▶ _DIRECTIONS_: Copy the lines below that contain "JSON".

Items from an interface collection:
——
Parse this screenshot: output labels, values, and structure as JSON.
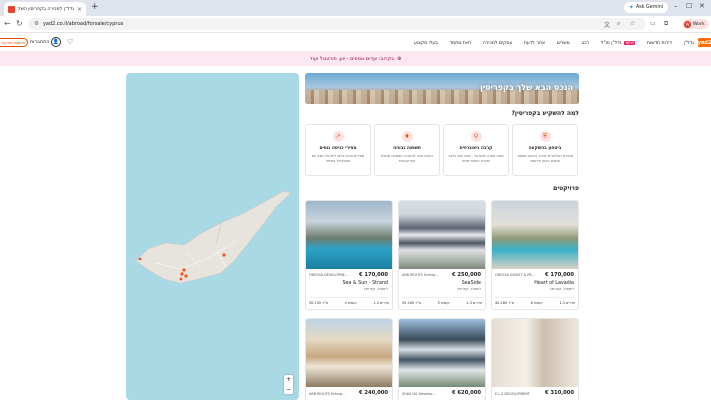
{
  "browser": {
    "tab_title": "נדל\"ן למכירה בקפריסין השקעו...",
    "tab_close": "×",
    "new_tab": "+",
    "gemini_label": "Ask Gemini",
    "url": "yad2.co.il/abroad/forsale/cyprus",
    "profile_label": "Work",
    "profile_initial": "W",
    "window_controls": [
      "–",
      "☐",
      "✕"
    ]
  },
  "header": {
    "logo": "yad2",
    "post_button": "+ פרסום מודעה",
    "login": "התחברות",
    "nav": [
      {
        "label": "נדל\"ן"
      },
      {
        "label": "דירות חדשות"
      },
      {
        "label": "נדל\"ן חו\"ל",
        "badge": "NEW"
      },
      {
        "label": "רכב"
      },
      {
        "label": "משרים"
      },
      {
        "label": "אחר לדעת"
      },
      {
        "label": "עסקים למכירה"
      },
      {
        "label": "חיות מחמד"
      },
      {
        "label": "בעלי מקצוע"
      }
    ]
  },
  "promo": {
    "text": "בקרוב: יעדים נוספים - יוון, פורטוגל ועוד"
  },
  "map": {
    "zoom_in": "+",
    "zoom_out": "−"
  },
  "hero": {
    "title": "הנכס הבא שלך בקפריסין"
  },
  "why": {
    "heading": "למה להשקיע בקפריסין?",
    "reasons": [
      {
        "icon": "shield-icon",
        "glyph": "⛨",
        "title": "ביטחון בהשקעה",
        "desc": "מסגרת רגולטורית יציבה, ביטחון משפטי ונכסים בשוק אירופאי"
      },
      {
        "icon": "location-pin-icon",
        "glyph": "⚲",
        "title": "קרבה גיאוגרפית",
        "desc": "טיסה קצרה מישראל - שעה וחצי בלבד ומבחר טיסות יומיות"
      },
      {
        "icon": "money-bag-icon",
        "glyph": "♦",
        "title": "תשואה גבוהה",
        "desc": "ביקוש גבוה להשכרה ותשואה שנתית אטרקטיבית"
      },
      {
        "icon": "trend-up-icon",
        "glyph": "↗",
        "title": "מחירי כניסה נוחים",
        "desc": "מחירים נוחים ביחס לישראל ושוק עם פוטנציאל צמיחה"
      }
    ]
  },
  "projects": {
    "heading": "פרויקטים",
    "row1": [
      {
        "price": "€ 170,000",
        "developer": "ODESSA INVEST & PR...",
        "name": "Heart of Lavadia",
        "location": "לימסול, קפריסין",
        "rooms": "1-3 חדרים",
        "floors": "6 קומות",
        "area": "40-180 מ\"ר"
      },
      {
        "price": "€ 250,000",
        "developer": "ARB RIGHTS Enterp...",
        "name": "SeaSide",
        "location": "לימסול, קפריסין",
        "rooms": "1-3 חדרים",
        "floors": "5 קומות",
        "area": "55-160 מ\"ר"
      },
      {
        "price": "€ 170,000",
        "developer": "ODESSA DEVELOPME...",
        "name": "Sea & Sun - Strand",
        "location": "לימסול, קפריסין",
        "rooms": "1-3 חדרים",
        "floors": "4 קומות",
        "area": "50-150 מ\"ר"
      }
    ],
    "row2": [
      {
        "price": "€ 310,000",
        "developer": "E.L.S DEVELOPMENT"
      },
      {
        "price": "€ 620,000",
        "developer": "SHAS NG Develop..."
      },
      {
        "price": "€ 240,000",
        "developer": "ARB RIGHTS Enterp..."
      }
    ]
  },
  "colors": {
    "accent": "#e65100",
    "promo_bg": "#fde7f1",
    "map_sea": "#aad9e6",
    "map_land": "#e6e4dd",
    "marker": "#f4511e"
  }
}
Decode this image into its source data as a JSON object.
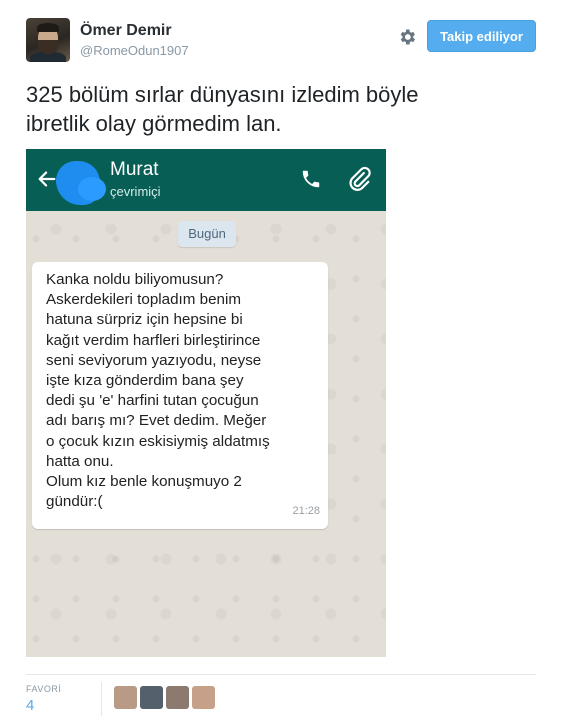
{
  "tweet": {
    "author_name": "Ömer Demir",
    "author_handle": "@RomeOdun1907",
    "follow_button_label": "Takip ediliyor",
    "text_line1": "325 bölüm sırlar dünyasını izledim böyle",
    "text_line2": "ibretlik olay görmedim lan.",
    "icons": [
      "gear-icon"
    ]
  },
  "whatsapp": {
    "contact_name": "Murat",
    "contact_status": "çevrimiçi",
    "date_chip": "Bugün",
    "message": "Kanka noldu biliyomusun?\nAskerdekileri topladım benim\nhatuna sürpriz için hepsine bi\nkağıt verdim harfleri birleştirince\nseni seviyorum yazıyodu, neyse\nişte kıza gönderdim bana şey\ndedi şu 'e' harfini tutan çocuğun\nadı barış mı? Evet dedim. Meğer\no çocuk kızın eskisiymiş aldatmış\nhatta onu.\nOlum kız benle konuşmuyo 2\ngündür:(",
    "message_time": "21:28",
    "header_color": "#075e54",
    "icons": [
      "back-arrow-icon",
      "phone-icon",
      "paperclip-icon"
    ]
  },
  "stats": {
    "favorites_label": "FAVORİ",
    "favorites_count": "4",
    "avatar_colors": [
      "#b89a86",
      "#54606b",
      "#8c7a6e",
      "#c7a08a"
    ]
  },
  "colors": {
    "accent": "#55acee",
    "text": "#292f33",
    "muted": "#8899a6"
  }
}
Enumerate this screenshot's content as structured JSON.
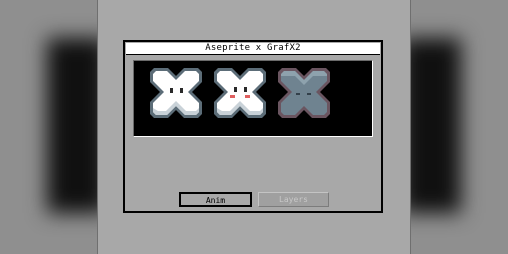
{
  "window": {
    "title": "Aseprite x GrafX2"
  },
  "preview": {
    "icons": [
      {
        "name": "white mascot",
        "face": "eyes",
        "fill": "#ffffff"
      },
      {
        "name": "white mascot with blush",
        "face": "eyes-blush",
        "fill": "#ffffff"
      },
      {
        "name": "grey mascot",
        "face": "eyes",
        "fill": "#6f8390"
      }
    ]
  },
  "buttons": {
    "anim_label": "Anim",
    "layers_label": "Layers"
  },
  "colors": {
    "background": "#a8a8a8",
    "titlebar": "#ffffff",
    "canvas": "#000000",
    "blush": "#e06060",
    "disabled_text": "#c8c8c8"
  }
}
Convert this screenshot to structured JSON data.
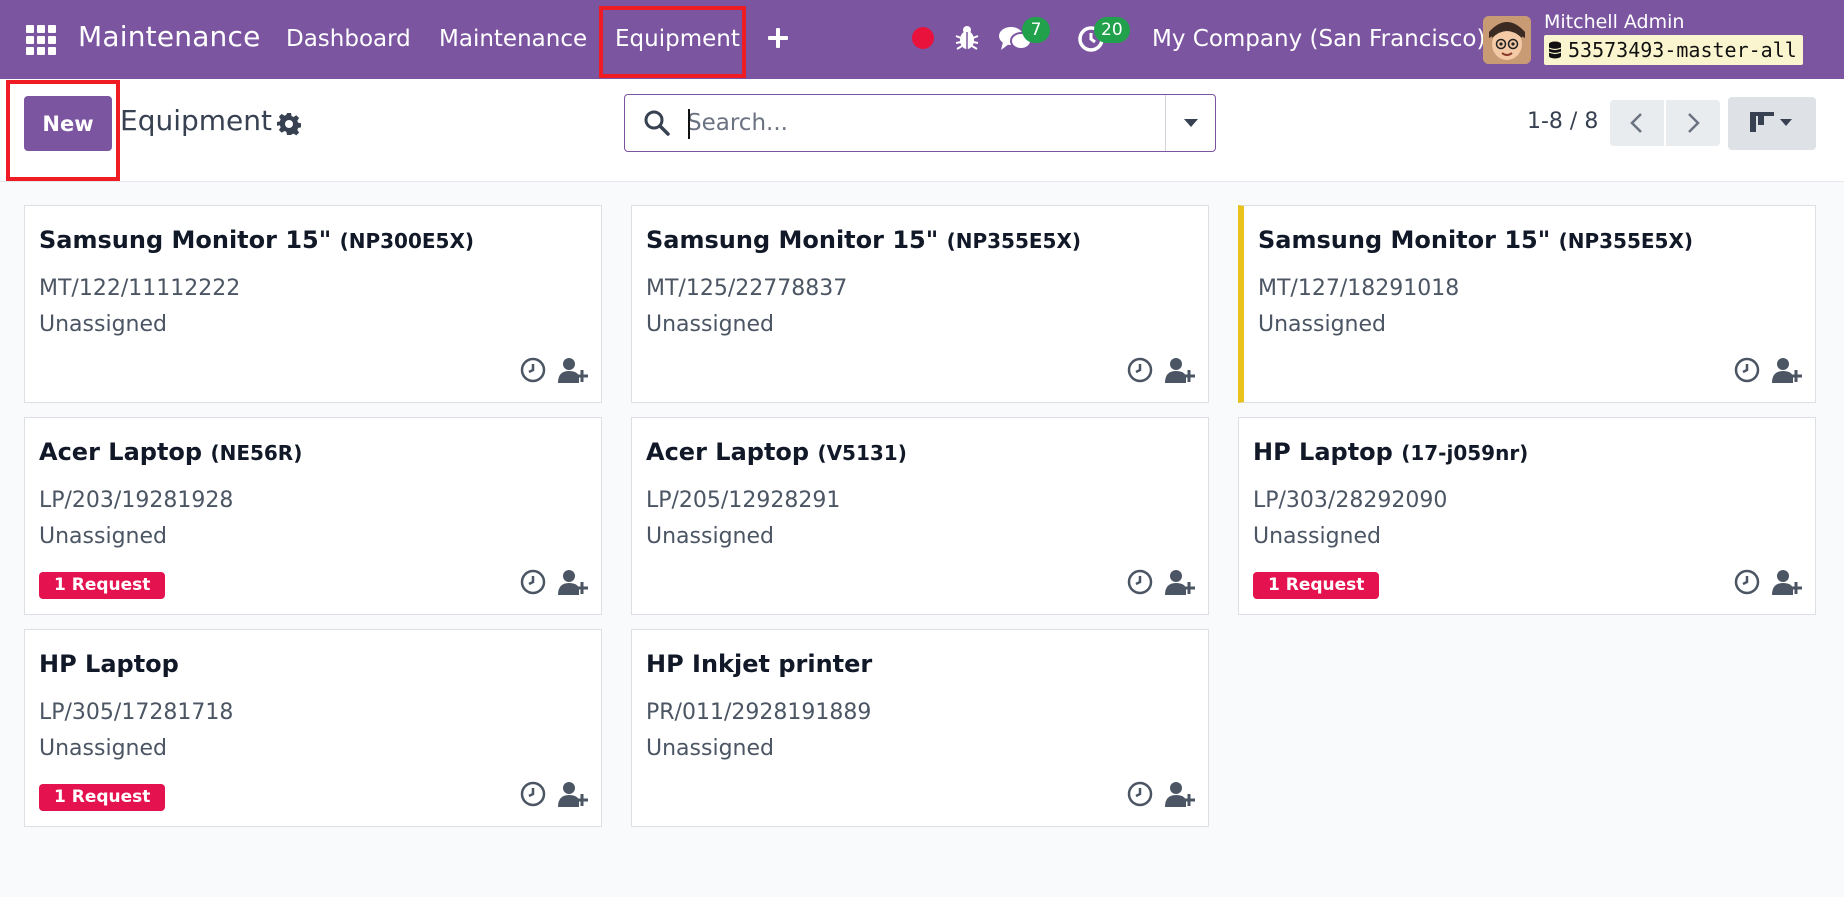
{
  "navbar": {
    "brand": "Maintenance",
    "menu": [
      "Dashboard",
      "Maintenance",
      "Equipment"
    ],
    "messages_count": "7",
    "activities_count": "20",
    "company": "My Company (San Francisco)",
    "user_name": "Mitchell Admin",
    "database": "53573493-master-all"
  },
  "control": {
    "new_label": "New",
    "title": "Equipment",
    "search_placeholder": "Search...",
    "pager": "1-8 / 8"
  },
  "cards": [
    {
      "name": "Samsung Monitor 15\"",
      "model": "(NP300E5X)",
      "serial": "MT/122/11112222",
      "owner": "Unassigned",
      "badge": ""
    },
    {
      "name": "Samsung Monitor 15\"",
      "model": "(NP355E5X)",
      "serial": "MT/125/22778837",
      "owner": "Unassigned",
      "badge": ""
    },
    {
      "name": "Samsung Monitor 15\"",
      "model": "(NP355E5X)",
      "serial": "MT/127/18291018",
      "owner": "Unassigned",
      "badge": ""
    },
    {
      "name": "Acer Laptop",
      "model": "(NE56R)",
      "serial": "LP/203/19281928",
      "owner": "Unassigned",
      "badge": "1 Request"
    },
    {
      "name": "Acer Laptop",
      "model": "(V5131)",
      "serial": "LP/205/12928291",
      "owner": "Unassigned",
      "badge": ""
    },
    {
      "name": "HP Laptop",
      "model": "(17-j059nr)",
      "serial": "LP/303/28292090",
      "owner": "Unassigned",
      "badge": "1 Request"
    },
    {
      "name": "HP Laptop",
      "model": "",
      "serial": "LP/305/17281718",
      "owner": "Unassigned",
      "badge": "1 Request"
    },
    {
      "name": "HP Inkjet printer",
      "model": "",
      "serial": "PR/011/2928191889",
      "owner": "Unassigned",
      "badge": ""
    }
  ],
  "colors": {
    "brand": "#7b55a0",
    "highlight_box": "#ef1c24",
    "request_badge": "#e4134f",
    "count_badge": "#21a14b",
    "flag": "#e9c21a"
  }
}
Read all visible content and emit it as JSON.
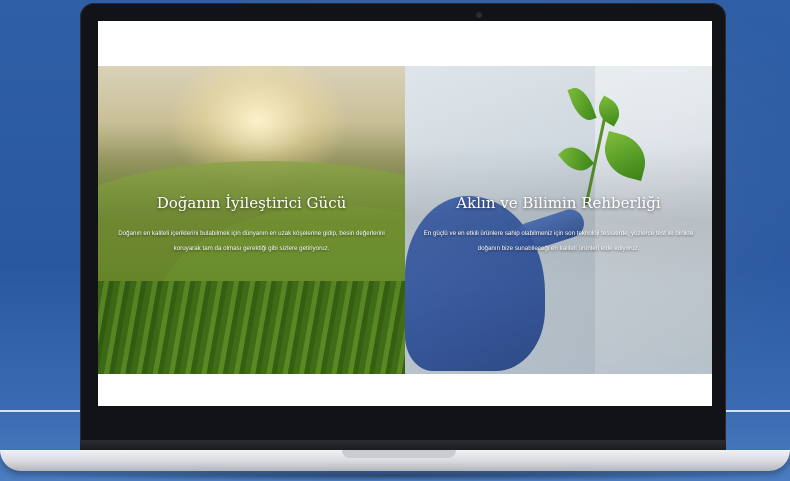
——
▶ _ANSWER FOR THIS EXERCISE_:
Parse this screenshot: output labels, values, and structure as JSON.
Decode this image into its source data as a JSON object.
Enumerate this screenshot's content as structured JSON.
Convert this screenshot to structured JSON data.
Read all visible content and emit it as JSON.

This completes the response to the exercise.